Israeli soldiers tend to their tanks in a deployment area on Israel's border with the Gaza Strip. Photo: Lior Mizrahi
The way Western politicians and media have pontificated about Israel's onslaught on Gaza, you'd think it was facing an unprovoked attack from a well-armed foreign power.
Israel had every ''right to defend itself'', Barack Obama said. ''No country on earth would tolerate missiles raining down on its citizens from outside its borders.'' He was echoed by Britain's Foreign Secretary, William Hague, who said the Palestinian Islamists of Hamas bore ''principal responsibility'' for Israel's bombardment of the open-air prison that is the Gaza Strip.
Meanwhile, most Western media have echoed Israel's claim that its assault is retaliation for Hamas rocket attacks.
In fact, an examination of the sequence of events over the past month shows that Israel played the decisive role in the military escalation: from its attack on a Khartoum arms factory reportedly supplying arms to Hamas and the killing of 15 Palestinian fighters in late October, to the shooting of a mentally disabled Palestinian early this month, the killing of a 13-year-old in an Israeli incursion and, crucially, the assassination of the Hamas commander Ahmed al-Jaabari last Wednesday during negotiations over a temporary truce.
Israel had plenty of motivation to unleash a new round of bloodletting. There was the imminence of Israeli elections (military attacks on the Palestinians are par for the course before Israeli polls); the need to test Egypt's new Muslim Brotherhood President, Mohammed Mursi, and pressure Hamas to bring other Palestinian guerrilla groups to heel; and the chance to destroy missile caches before any confrontation with Iran and test Israel's new Iron Dome anti-missile system.
So after six days of sustained assault by the world's fourth largest military power on one of its most wretched and overcrowded territories, at least 126 Palestinians had been killed, about half of them civilians, along with four Israelis. The goal, Israel's Interior Minister, Eli Yishai, insisted, had been to ''send Gaza back to the middle ages''.
True, the bloodshed hasn't so far been on the scale of Operation Cast Lead in 2008-2009, which left 1400 Palestinians dead in three weeks. But the issue isn't just who started and escalated it, or even the grinding ''disproportionality'' of yet another Israeli military battering (even before last month's flare-ups, 314 Palestinians had been killed since 2009, as against 20 Israelis).

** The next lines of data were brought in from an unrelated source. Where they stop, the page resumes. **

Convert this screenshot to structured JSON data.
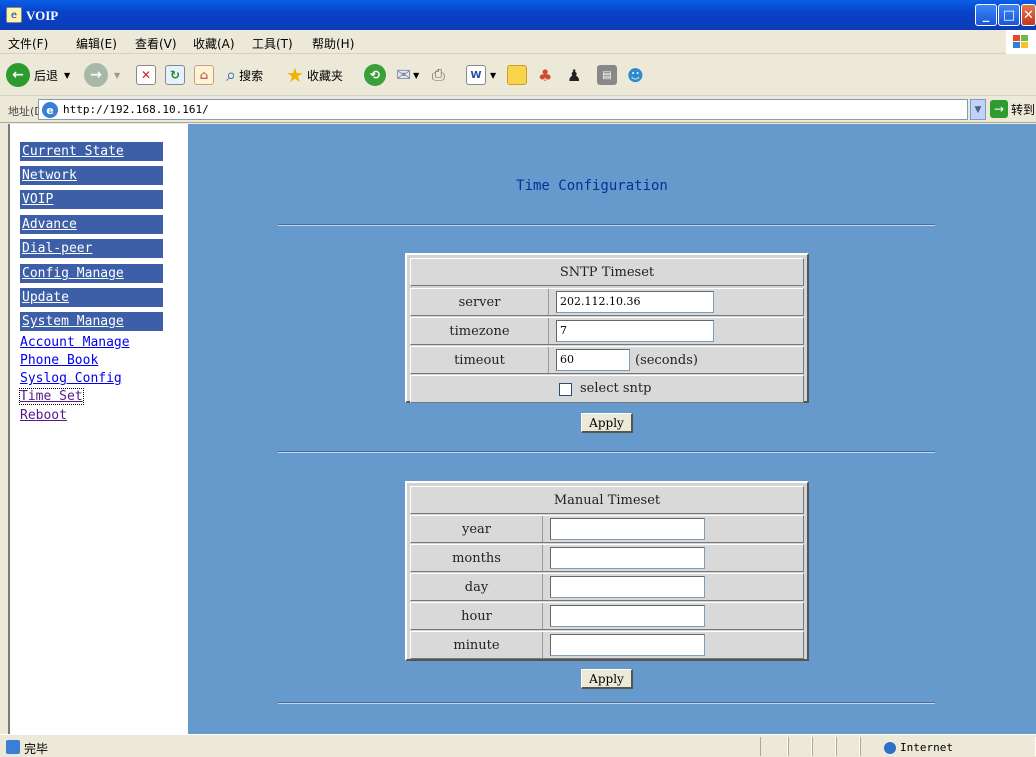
{
  "window": {
    "title": "VOIP"
  },
  "menu": [
    "文件(F)",
    "编辑(E)",
    "查看(V)",
    "收藏(A)",
    "工具(T)",
    "帮助(H)"
  ],
  "toolbar": {
    "back": "后退",
    "search": "搜索",
    "favorites": "收藏夹"
  },
  "address": {
    "label": "地址(D)",
    "url": "http://192.168.10.161/",
    "go": "转到"
  },
  "sidebar": {
    "buttons": [
      "Current State",
      "Network",
      "VOIP",
      "Advance",
      "Dial-peer",
      "Config Manage",
      "Update",
      "System Manage"
    ],
    "links": [
      "Account Manage",
      "Phone Book",
      "Syslog Config",
      "Time Set",
      "Reboot"
    ]
  },
  "main": {
    "title": "Time Configuration",
    "sntp": {
      "header": "SNTP Timeset",
      "server_label": "server",
      "server_value": "202.112.10.36",
      "timezone_label": "timezone",
      "timezone_value": "7",
      "timeout_label": "timeout",
      "timeout_value": "60",
      "timeout_unit": "(seconds)",
      "select_label": "select sntp",
      "select_checked": false,
      "apply": "Apply"
    },
    "manual": {
      "header": "Manual Timeset",
      "fields": [
        "year",
        "months",
        "day",
        "hour",
        "minute"
      ],
      "values": [
        "",
        "",
        "",
        "",
        ""
      ],
      "apply": "Apply"
    }
  },
  "status": {
    "text": "完毕",
    "zone": "Internet"
  }
}
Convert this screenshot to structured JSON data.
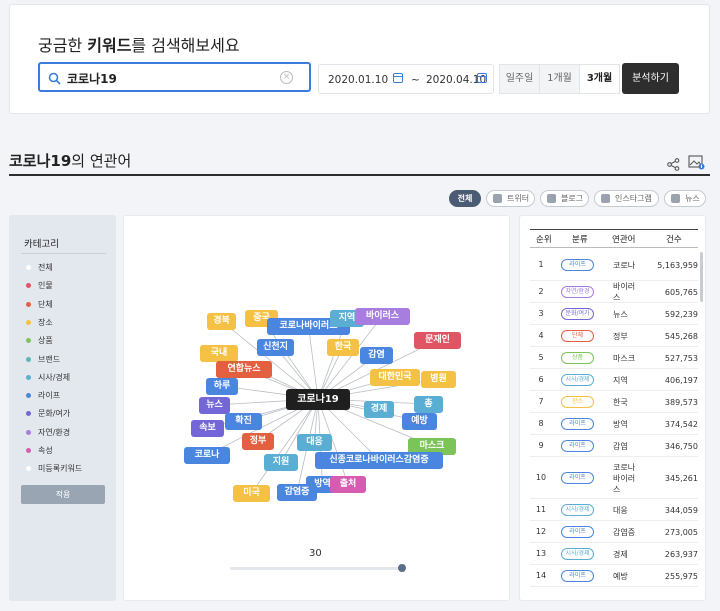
{
  "search": {
    "title_prefix": "궁금한 ",
    "title_bold": "키워드",
    "title_suffix": "를 검색해보세요",
    "query": "코로나19",
    "date_start": "2020.01.10",
    "date_sep": "~",
    "date_end": "2020.04.10",
    "periods": [
      "일주일",
      "1개월",
      "3개월"
    ],
    "active_period": "3개월",
    "analyze_label": "분석하기"
  },
  "section": {
    "keyword": "코로나19",
    "title_suffix": "의 연관어"
  },
  "filters": [
    {
      "label": "전체",
      "active": true
    },
    {
      "label": "트위터",
      "active": false
    },
    {
      "label": "블로그",
      "active": false
    },
    {
      "label": "인스타그램",
      "active": false
    },
    {
      "label": "뉴스",
      "active": false
    }
  ],
  "categories": {
    "title": "카테고리",
    "items": [
      {
        "label": "전체",
        "color": "#ffffff"
      },
      {
        "label": "인물",
        "color": "#e05563"
      },
      {
        "label": "단체",
        "color": "#e2603f"
      },
      {
        "label": "장소",
        "color": "#f5c144"
      },
      {
        "label": "상품",
        "color": "#7cc35a"
      },
      {
        "label": "브랜드",
        "color": "#5cb8b2"
      },
      {
        "label": "시사/경제",
        "color": "#5aaed4"
      },
      {
        "label": "라이프",
        "color": "#4a86e0"
      },
      {
        "label": "문화/여가",
        "color": "#7367d8"
      },
      {
        "label": "자연/환경",
        "color": "#a77ee0"
      },
      {
        "label": "속성",
        "color": "#d55cb0"
      },
      {
        "label": "미등록키워드",
        "color": "#ffffff"
      }
    ],
    "apply_label": "적용"
  },
  "graph": {
    "center": "코로나19",
    "nodes": [
      {
        "label": "경북",
        "color": "#f5c144"
      },
      {
        "label": "중국",
        "color": "#f5c144"
      },
      {
        "label": "코로나바이러스",
        "color": "#4a86e0"
      },
      {
        "label": "지역",
        "color": "#5aaed4"
      },
      {
        "label": "바이러스",
        "color": "#a77ee0"
      },
      {
        "label": "신천지",
        "color": "#4a86e0"
      },
      {
        "label": "한국",
        "color": "#f5c144"
      },
      {
        "label": "문재인",
        "color": "#e05563"
      },
      {
        "label": "국내",
        "color": "#f5c144"
      },
      {
        "label": "감염",
        "color": "#4a86e0"
      },
      {
        "label": "연합뉴스",
        "color": "#e2603f"
      },
      {
        "label": "대한민국",
        "color": "#f5c144"
      },
      {
        "label": "병원",
        "color": "#f5c144"
      },
      {
        "label": "하루",
        "color": "#4a86e0"
      },
      {
        "label": "뉴스",
        "color": "#7367d8"
      },
      {
        "label": "경제",
        "color": "#5aaed4"
      },
      {
        "label": "총",
        "color": "#5aaed4"
      },
      {
        "label": "확진",
        "color": "#4a86e0"
      },
      {
        "label": "예방",
        "color": "#4a86e0"
      },
      {
        "label": "속보",
        "color": "#7367d8"
      },
      {
        "label": "정부",
        "color": "#e2603f"
      },
      {
        "label": "대응",
        "color": "#5aaed4"
      },
      {
        "label": "마스크",
        "color": "#7cc35a"
      },
      {
        "label": "코로나",
        "color": "#4a86e0"
      },
      {
        "label": "지원",
        "color": "#5aaed4"
      },
      {
        "label": "신종코로나바이러스감염증",
        "color": "#4a86e0"
      },
      {
        "label": "방역",
        "color": "#4a86e0"
      },
      {
        "label": "출처",
        "color": "#d55cb0"
      },
      {
        "label": "미국",
        "color": "#f5c144"
      },
      {
        "label": "감염증",
        "color": "#4a86e0"
      }
    ],
    "slider_value": "30",
    "slider_fraction": 1.0
  },
  "table": {
    "headers": [
      "순위",
      "분류",
      "연관어",
      "건수"
    ],
    "rows": [
      {
        "rank": "1",
        "cat": "라이프",
        "color": "#4a86e0",
        "word": "코로나",
        "count": "5,163,959"
      },
      {
        "rank": "2",
        "cat": "자연/환경",
        "color": "#a77ee0",
        "word": "바이러스",
        "count": "605,765"
      },
      {
        "rank": "3",
        "cat": "문화/여가",
        "color": "#7367d8",
        "word": "뉴스",
        "count": "592,239"
      },
      {
        "rank": "4",
        "cat": "단체",
        "color": "#e2603f",
        "word": "정부",
        "count": "545,268"
      },
      {
        "rank": "5",
        "cat": "상품",
        "color": "#7cc35a",
        "word": "마스크",
        "count": "527,753"
      },
      {
        "rank": "6",
        "cat": "시사/경제",
        "color": "#5aaed4",
        "word": "지역",
        "count": "406,197"
      },
      {
        "rank": "7",
        "cat": "장소",
        "color": "#f5c144",
        "word": "한국",
        "count": "389,573"
      },
      {
        "rank": "8",
        "cat": "라이프",
        "color": "#4a86e0",
        "word": "방역",
        "count": "374,542"
      },
      {
        "rank": "9",
        "cat": "라이프",
        "color": "#4a86e0",
        "word": "감염",
        "count": "346,750"
      },
      {
        "rank": "10",
        "cat": "라이프",
        "color": "#4a86e0",
        "word": "코로나바이러스",
        "count": "345,261"
      },
      {
        "rank": "11",
        "cat": "시사/경제",
        "color": "#5aaed4",
        "word": "대응",
        "count": "344,059"
      },
      {
        "rank": "12",
        "cat": "라이프",
        "color": "#4a86e0",
        "word": "감염증",
        "count": "273,005"
      },
      {
        "rank": "13",
        "cat": "시사/경제",
        "color": "#5aaed4",
        "word": "경제",
        "count": "263,937"
      },
      {
        "rank": "14",
        "cat": "라이프",
        "color": "#4a86e0",
        "word": "예방",
        "count": "255,975"
      }
    ]
  }
}
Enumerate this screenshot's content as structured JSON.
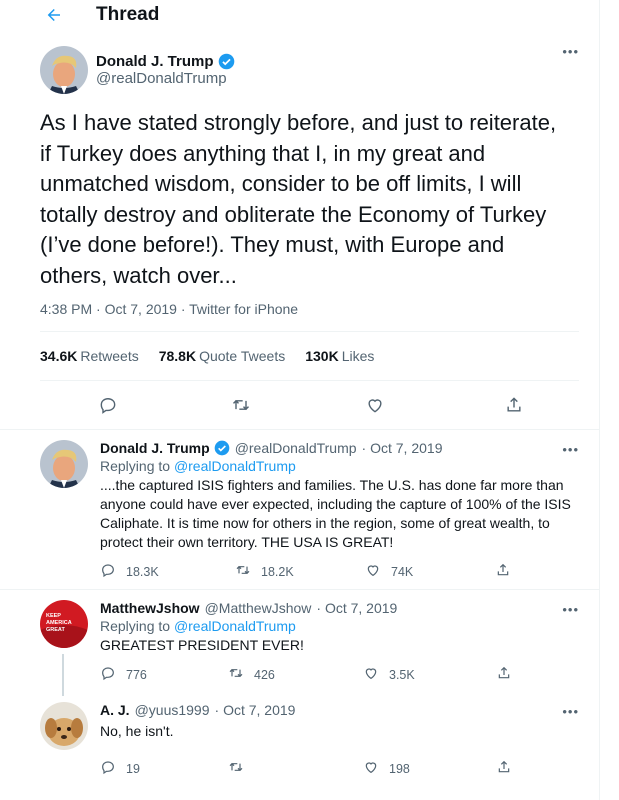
{
  "header": {
    "title": "Thread"
  },
  "main_tweet": {
    "name": "Donald J. Trump",
    "handle": "@realDonaldTrump",
    "text": "As I have stated strongly before, and just to reiterate, if Turkey does anything that I, in my great and unmatched wisdom, consider to be off limits, I will totally destroy and obliterate the Economy of Turkey (I’ve done before!). They must, with Europe and others, watch over...",
    "meta": "4:38 PM · Oct 7, 2019 · Twitter for iPhone",
    "stats": [
      {
        "count": "34.6K",
        "label": "Retweets"
      },
      {
        "count": "78.8K",
        "label": "Quote Tweets"
      },
      {
        "count": "130K",
        "label": "Likes"
      }
    ]
  },
  "replies": [
    {
      "name": "Donald J. Trump",
      "handle": "@realDonaldTrump",
      "date": "· Oct 7, 2019",
      "replying_prefix": "Replying to",
      "replying_to": "@realDonaldTrump",
      "text": "....the captured ISIS fighters and families. The U.S. has done far more than anyone could have ever expected, including the capture of 100% of the ISIS Caliphate. It is time now for others in the region, some of great wealth, to protect their own territory. THE USA IS GREAT!",
      "replies": "18.3K",
      "retweets": "18.2K",
      "likes": "74K"
    },
    {
      "name": "MatthewJshow",
      "handle": "@MatthewJshow",
      "date": "· Oct 7, 2019",
      "replying_prefix": "Replying to",
      "replying_to": "@realDonaldTrump",
      "text": "GREATEST PRESIDENT EVER!",
      "replies": "776",
      "retweets": "426",
      "likes": "3.5K",
      "hat_text": "KEEP AMERICA GREAT"
    },
    {
      "name": "A. J.",
      "handle": "@yuus1999",
      "date": "· Oct 7, 2019",
      "text": "No, he isn't.",
      "replies": "19",
      "retweets": "",
      "likes": "198"
    }
  ],
  "colors": {
    "accent": "#1d9bf0",
    "text": "#0f1419",
    "muted": "#536471"
  },
  "icons": [
    "back-arrow-icon",
    "verified-badge-icon",
    "more-icon",
    "reply-icon",
    "retweet-icon",
    "like-icon",
    "share-icon"
  ]
}
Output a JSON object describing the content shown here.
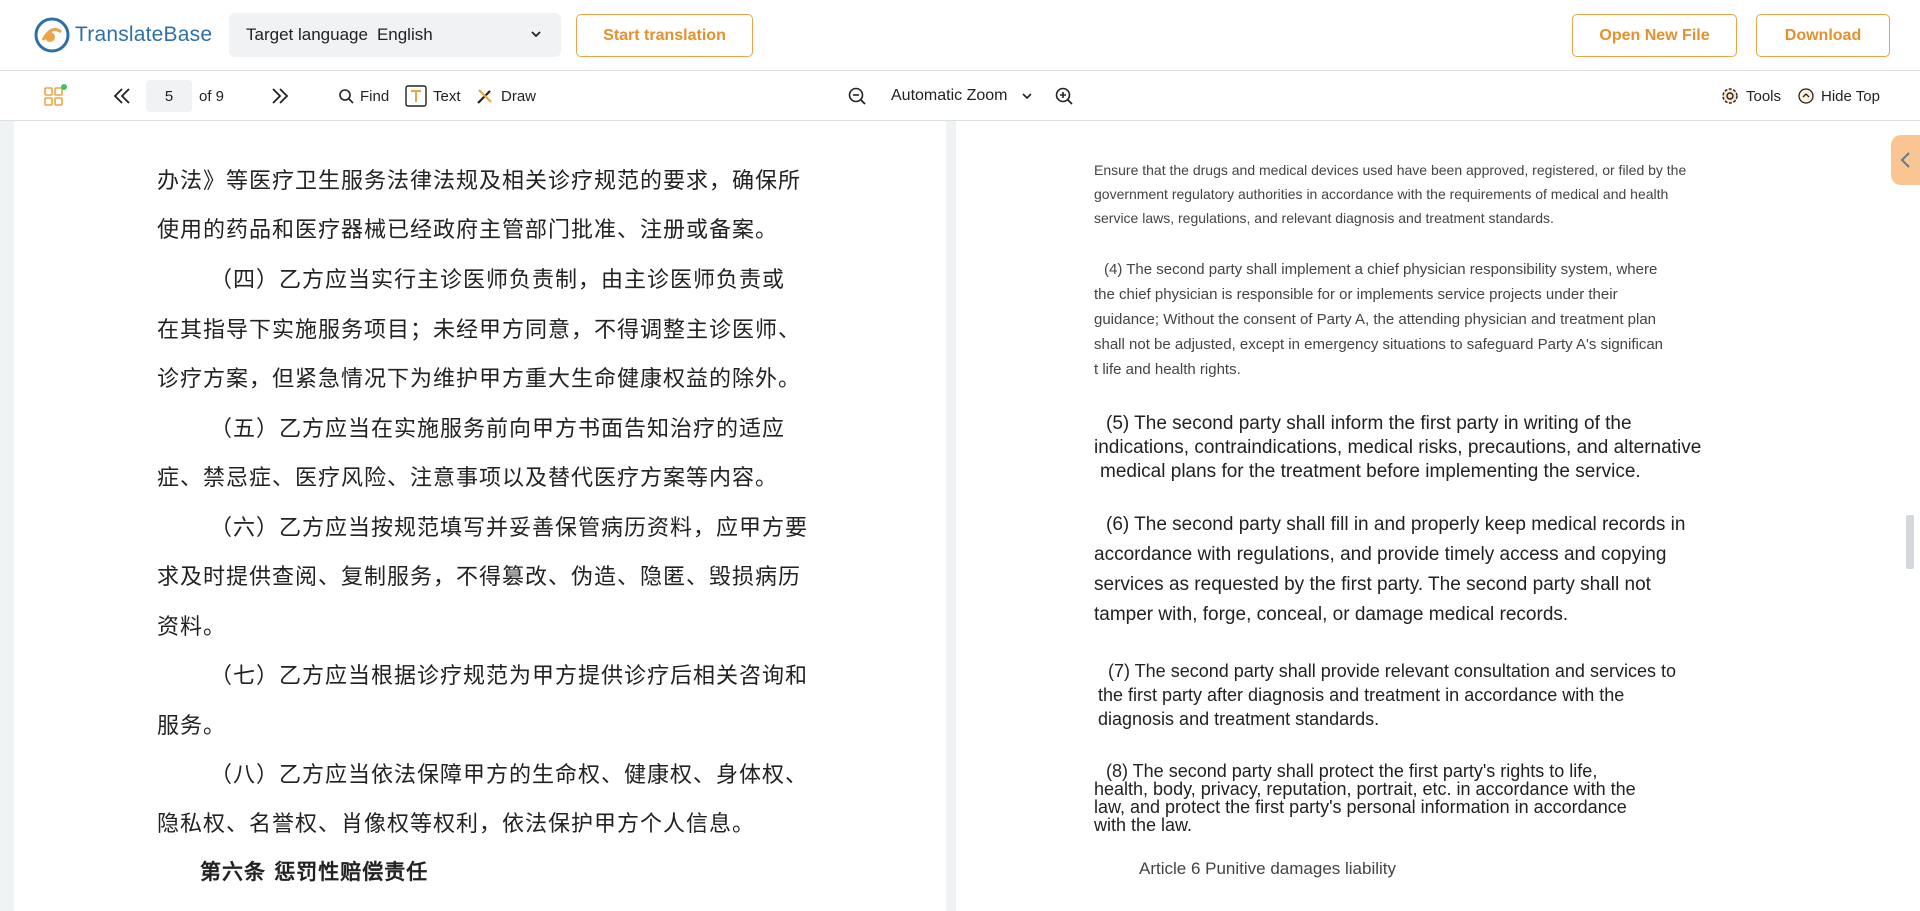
{
  "app": {
    "name": "TranslateBase"
  },
  "header": {
    "target_language_label": "Target language",
    "target_language_value": "English",
    "start_translation": "Start translation",
    "open_new_file": "Open New File",
    "download": "Download"
  },
  "toolbar": {
    "page_current": "5",
    "page_total": "of 9",
    "find": "Find",
    "text": "Text",
    "draw": "Draw",
    "zoom": "Automatic Zoom",
    "tools": "Tools",
    "hide_top": "Hide Top"
  },
  "left_doc": {
    "lines": [
      "办法》等医疗卫生服务法律法规及相关诊疗规范的要求，确保所",
      "使用的药品和医疗器械已经政府主管部门批准、注册或备案。",
      "（四）乙方应当实行主诊医师负责制，由主诊医师负责或",
      "在其指导下实施服务项目；未经甲方同意，不得调整主诊医师、",
      "诊疗方案，但紧急情况下为维护甲方重大生命健康权益的除外。",
      "（五）乙方应当在实施服务前向甲方书面告知治疗的适应",
      "症、禁忌症、医疗风险、注意事项以及替代医疗方案等内容。",
      "（六）乙方应当按规范填写并妥善保管病历资料，应甲方要",
      "求及时提供查阅、复制服务，不得篡改、伪造、隐匿、毁损病历",
      "资料。",
      "（七）乙方应当根据诊疗规范为甲方提供诊疗后相关咨询和",
      "服务。",
      "（八）乙方应当依法保障甲方的生命权、健康权、身体权、",
      "隐私权、名誉权、肖像权等权利，依法保护甲方个人信息。",
      "第六条  惩罚性赔偿责任"
    ]
  },
  "right_doc": {
    "lines": [
      "Ensure that the drugs and medical devices used have been approved, registered, or filed by the",
      "government regulatory authorities in accordance with the requirements of medical and health",
      "service laws, regulations, and relevant diagnosis and treatment standards.",
      "(4)   The second party shall implement a chief physician responsibility system, where",
      "the chief physician is responsible for or implements service projects under their",
      "guidance; Without the consent of Party A, the attending physician and treatment plan",
      "shall not be adjusted, except in emergency situations to safeguard Party A's significan",
      "t life and health rights.",
      "(5)   The second party shall inform the first party in writing of the",
      "indications, contraindications, medical risks, precautions, and alternative",
      "medical plans for the treatment before implementing the service.",
      "(6)   The second party shall fill in and properly keep medical records in",
      "accordance with regulations, and provide timely access and copying",
      "services as requested by the first party. The second party shall not",
      "tamper with, forge, conceal, or damage medical records.",
      "(7)   The second party shall provide relevant consultation and services to",
      "the first party after diagnosis and treatment in accordance with the",
      "diagnosis and treatment standards.",
      "(8)   The second party shall protect the first party's rights to life,",
      "health, body, privacy, reputation, portrait, etc. in accordance with the",
      "law, and protect the first party's personal information in accordance",
      "with the law.",
      "Article 6 Punitive damages liability"
    ]
  }
}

It's that to portray Israel as some kind of victim with every right to ''defend itself'' from attack from ''outside its borders'' is a grotesque inversion of reality. Israel has after all been in illegal occupation of both the West Bank and Gaza, where most of the population are the families of refugees who were driven out of what is now Israel in 1948.
Despite Israel's withdrawal of settlements and bases in 2005, the Gaza Strip remains occupied, both effectively and legally - and is recognised as such by the UN. Israel is in control of Gaza and has blockaded the strip since Hamas took over in 2006-2007, preventing the movement of people, materials and food supplies in and out of the territory - even calculating the 2279 calories per person that would keep Gazans on an exemplary ''diet''. It still invades the strip at will.
So Gazans are an occupied people and have the right to resist, including by armed force (though not to target civilians), while Israel is an occupying power that has an obligation to withdraw - not a right to defend territories it controls or is colonising by dint of military power.
Even if Israel had genuinely ended its occupation in 2005, Gaza's people are Palestinians and their territory part of the 22 per cent of historic Palestine earmarked for a Palestinian state that depends on Israeli withdrawal from the occupied West Bank and east Jerusalem. Across their land, Palestinians have the right to defend and arm themselves, whether they want it or not.
But instead the US, Britain and other European powers finance, arm and back Israel's occupation precisely to prevent Palestinians obtaining the arms that would allow them to protect themselves against Israeli military might.
It's not rockets but unconditional US and western support that gives Israel impunity for not lifting the blockade, dismantling its illegal settlements or withdrawing from the West Bank and Gaza.
Whatever the Israeli government's motivations for winding up the past week's conflict, it seems to have backfired. For the first time since the start of the Arab uprisings, the cause of Palestine is again centre stage.
Emboldened by the wave of change and growing support across the region, Hamas has also regained credibility as a resistance force, which had faded since 2009. The deployment of longer-range rockets that have been shown to reach Tel Aviv and Jerusalem has also begun to shift what has been a massively one-sided balance of deterrence.
The truce being negotiated on Tuesday would reportedly enforce Hamas responsibility for policing the strip and break the blockade, opening the Rafah crossing with Egypt. It doesn't, however, look like the long-term security deal with Hamas Israel was looking for, which would risk deepening the disastrous Palestinian split between Gaza and the West Bank.
Whatever is finally agreed won't end Israel's occupation/colonisation of Palestine or halt its war of dispossession against the Palestinian people. That demands pressure on Western powers that underwrite it to change course. But most of all, it needs a change in the balance of power on the ground.